The Senate Commerce Committee approved legislation yesterday which prohibits pharmacy benefit managers (PBMs) from pocketing the rebates they collect from drug makers. The bill was approved 18-9 and is now headed to the full Senate.
A preliminary assessment by the Congressional Budget Office suggests that the proposed legislation would result in a $740 million reduction in the deficit over the next decade.
What are PBMs?
PBMs are responsible for deciding which drugs will be included in the list of medicines covered by insurance companies. Although drug manufacturers pay PBMs rebates to provide patients with cost savings, studies reveal that these savings are not being passed on to patients.
PBMs were originally established to handle claims and negotiate lower drug prices with pharmaceutical companies. However, currently, they manage prescription drug plans for millions of Americans, with three PBMs controlling almost 80% of the prescription drug market.
PBMs function as intermediaries, overseeing all aspects of the prescription drug benefits process for insurance companies, self-insured employers, unions, and government programs.
The lack of transparency makes it impossible to determine whether and how PBMs may be manipulating the prescription drug market to boost profits and raise drug prices for consumers.
PBM Transparency Act will tackle these common issues
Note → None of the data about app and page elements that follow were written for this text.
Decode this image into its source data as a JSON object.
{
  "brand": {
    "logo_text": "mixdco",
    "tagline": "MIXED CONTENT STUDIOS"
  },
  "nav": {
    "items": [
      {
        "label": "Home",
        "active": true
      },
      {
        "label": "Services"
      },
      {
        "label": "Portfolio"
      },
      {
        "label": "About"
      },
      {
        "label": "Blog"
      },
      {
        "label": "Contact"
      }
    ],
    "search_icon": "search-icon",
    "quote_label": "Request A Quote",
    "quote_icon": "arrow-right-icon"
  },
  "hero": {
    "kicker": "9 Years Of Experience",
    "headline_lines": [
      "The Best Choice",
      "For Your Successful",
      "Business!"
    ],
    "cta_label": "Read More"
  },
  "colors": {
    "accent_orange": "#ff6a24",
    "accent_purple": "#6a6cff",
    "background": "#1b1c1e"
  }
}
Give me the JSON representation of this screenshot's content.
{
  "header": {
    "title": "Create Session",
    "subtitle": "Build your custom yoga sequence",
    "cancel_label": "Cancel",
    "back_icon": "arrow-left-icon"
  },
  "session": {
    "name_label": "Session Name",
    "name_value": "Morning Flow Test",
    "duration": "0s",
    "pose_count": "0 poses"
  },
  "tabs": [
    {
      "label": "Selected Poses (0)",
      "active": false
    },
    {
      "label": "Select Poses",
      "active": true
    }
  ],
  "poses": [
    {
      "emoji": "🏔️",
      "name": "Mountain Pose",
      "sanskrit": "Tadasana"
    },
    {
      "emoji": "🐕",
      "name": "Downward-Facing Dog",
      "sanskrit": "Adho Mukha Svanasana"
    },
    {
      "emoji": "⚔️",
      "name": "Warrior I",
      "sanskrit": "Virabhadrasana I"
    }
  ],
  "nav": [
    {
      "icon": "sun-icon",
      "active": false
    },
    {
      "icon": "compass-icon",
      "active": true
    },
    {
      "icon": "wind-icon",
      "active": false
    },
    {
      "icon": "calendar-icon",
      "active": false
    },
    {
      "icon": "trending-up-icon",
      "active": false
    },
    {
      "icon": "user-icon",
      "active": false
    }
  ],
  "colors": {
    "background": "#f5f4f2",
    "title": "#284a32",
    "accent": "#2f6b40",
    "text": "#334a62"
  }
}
The PBM Transparency Act aims to ban the practice of “spread pricing,” where PBMs negotiate substantial rebates from drug manufacturers and then charge pharmacies the full price. Additionally, the act mandates transparency regarding the rebates PBMs receive from manufacturers, as well as the fees they charge insurers and pay pharmacies.
Sens. Maria Cantwell (D-Wash.), Chair of the Commerce Committee, and Chuck Grassley (R-Iowa), Ranking Member of the Budget Committee, introduced this bill with a broad bipartisan support but also support from BIO.
“This bipartisan bill would not only put a stop to deceptive and opaque pricing schemes that burden consumers with higher prices, it also saves taxpayers $740 million. It’s a win-win, and warrants swift approval in Congress,” Sen. Grassley said.
But there was some opposition to this bill. An amendment proposed by Sen. Ted Cruz (R-TX) aimed to undermine the entire legislation and instead called for an investigation into the operations of “big pharma companies” in the supply chain, which he claimed were inadequately addressed in the legislation. However, the amendment was ultimately unsuccessful.